Luca Bigazzi's photography gives us an impressionistic opening scene, perhaps derived from the art house classic Watersmith as Valerio Mastandrea plays a novelist, Guido Montani, curious about his daughter's new swimming instructor Giulia (Valeria Golino). His interest at first takes the form of self deprecating humor. "You told her I can't swim? You did. Well, it's not true. I can float." Guido is writing a new novel that has overtones of Singing In The Rain, his protagonist falls in love every time it rains. Another of his characters is a lapdancer. How does the church view lapdancing, a parishioner wants to know - the dancer does it to impart momentary pleasure to the lonely. Guido's protagonist also discovers that his new love, Sophia, has run off with an umbrella salesman, and the new novel seems hopeless.
Giulia is far far above her work as a swimming instructor. When the lapdancer's priest visits the lapdance club to experience what his parishioners encounter, the come on sexuality at the club is far less appealing to Bigazzi's camera than Giula's other worldly concern for her clients in the swimming pool. It isn't gratuitous. There's a reason for Giulia's ethereal stare. Her history is a lurid one.
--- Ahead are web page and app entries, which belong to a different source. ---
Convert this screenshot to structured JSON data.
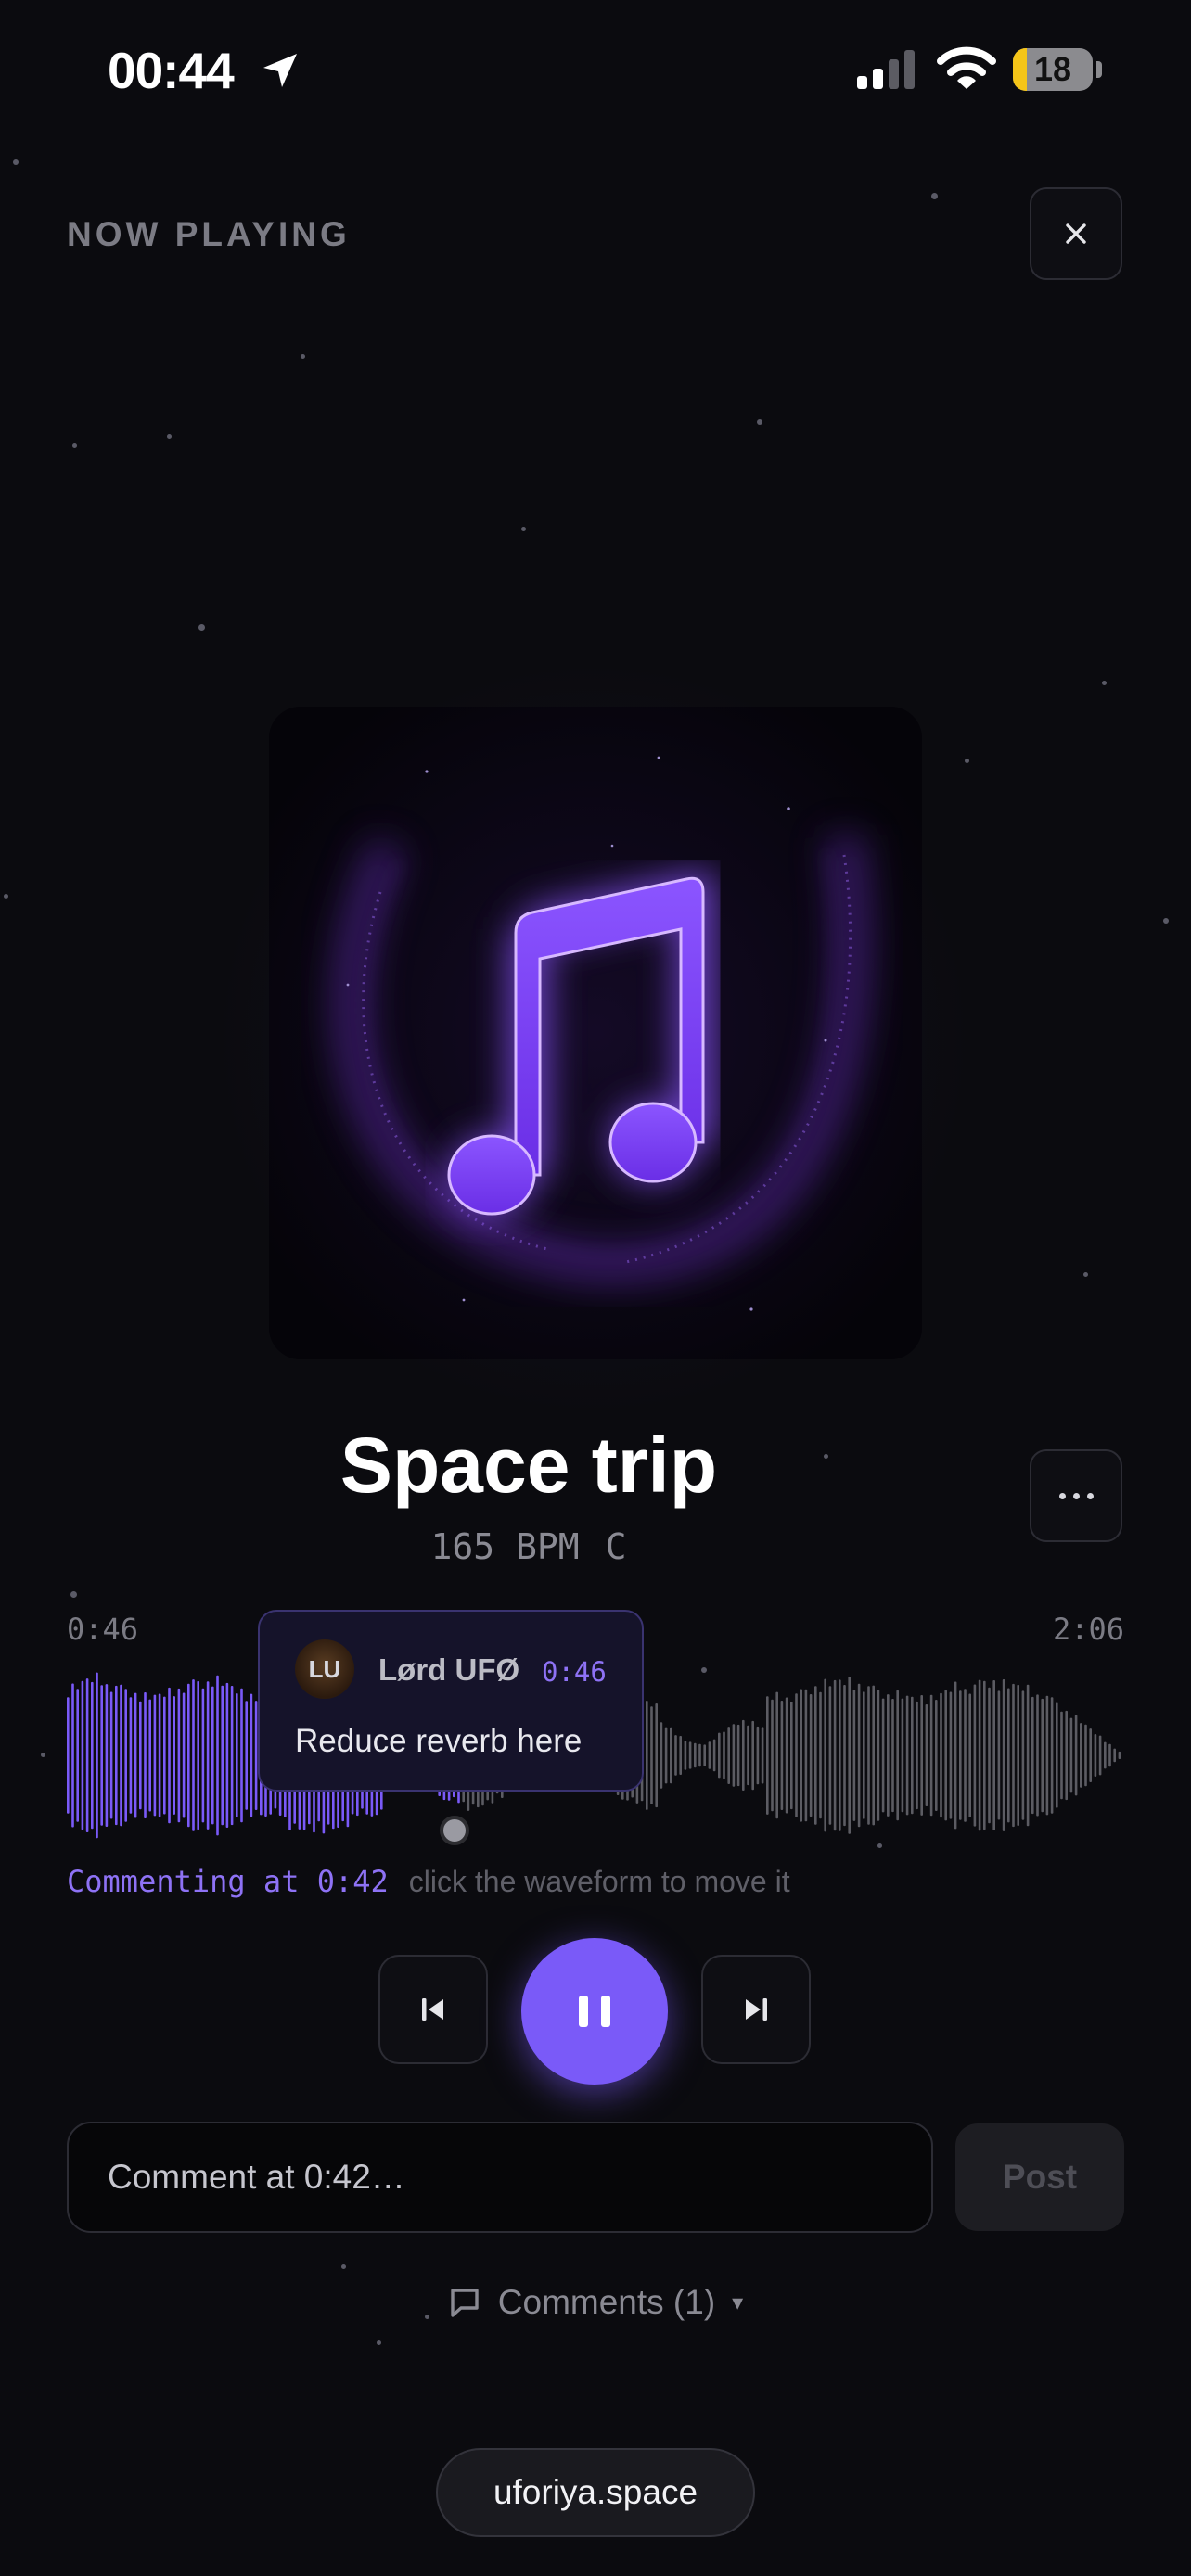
{
  "status_bar": {
    "time": "00:44",
    "battery": "18",
    "battery_level": 0.18,
    "icons": [
      "location-arrow-icon",
      "cellular-signal-icon",
      "wifi-icon",
      "battery-icon"
    ]
  },
  "header": {
    "title": "NOW PLAYING",
    "close_icon": "close-icon"
  },
  "track": {
    "title": "Space trip",
    "bpm": "165 BPM",
    "key": "C",
    "art_icon": "music-note-icon",
    "more_icon": "more-horizontal-icon"
  },
  "waveform": {
    "elapsed": "0:46",
    "total": "2:06",
    "progress": 0.37,
    "played_color": "#7a5af8",
    "unplayed_color": "#5c5c63"
  },
  "comment_tooltip": {
    "avatar_initials": "LU",
    "author": "Lørd UFØ",
    "timestamp": "0:46",
    "text": "Reduce reverb here"
  },
  "comment_hint": {
    "position": "Commenting at 0:42",
    "help": "click the waveform to move it"
  },
  "controls": {
    "previous_icon": "skip-previous-icon",
    "pause_icon": "pause-icon",
    "next_icon": "skip-next-icon"
  },
  "comment_form": {
    "placeholder": "Comment at 0:42…",
    "post_label": "Post"
  },
  "comments_toggle": {
    "label": "Comments (1)",
    "icon": "comment-icon",
    "caret": "▾"
  },
  "footer": {
    "domain": "uforiya.space"
  },
  "colors": {
    "accent": "#7a5af8",
    "background": "#0b0b0f"
  }
}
It's a moment of high comedy when the characters in Guido's new novel come together Pirandello style to help him work Giulia into the storyline. No one ever finishes one of Guido's novels, but if he follows the story of Giulia's development, there's a chance that may finally change.
This film never found an audience. That doesn't mean it isn't a fine film. It means we've made a mistake. And it may be the mark of contemporary Italian cimema as to why.Read more ›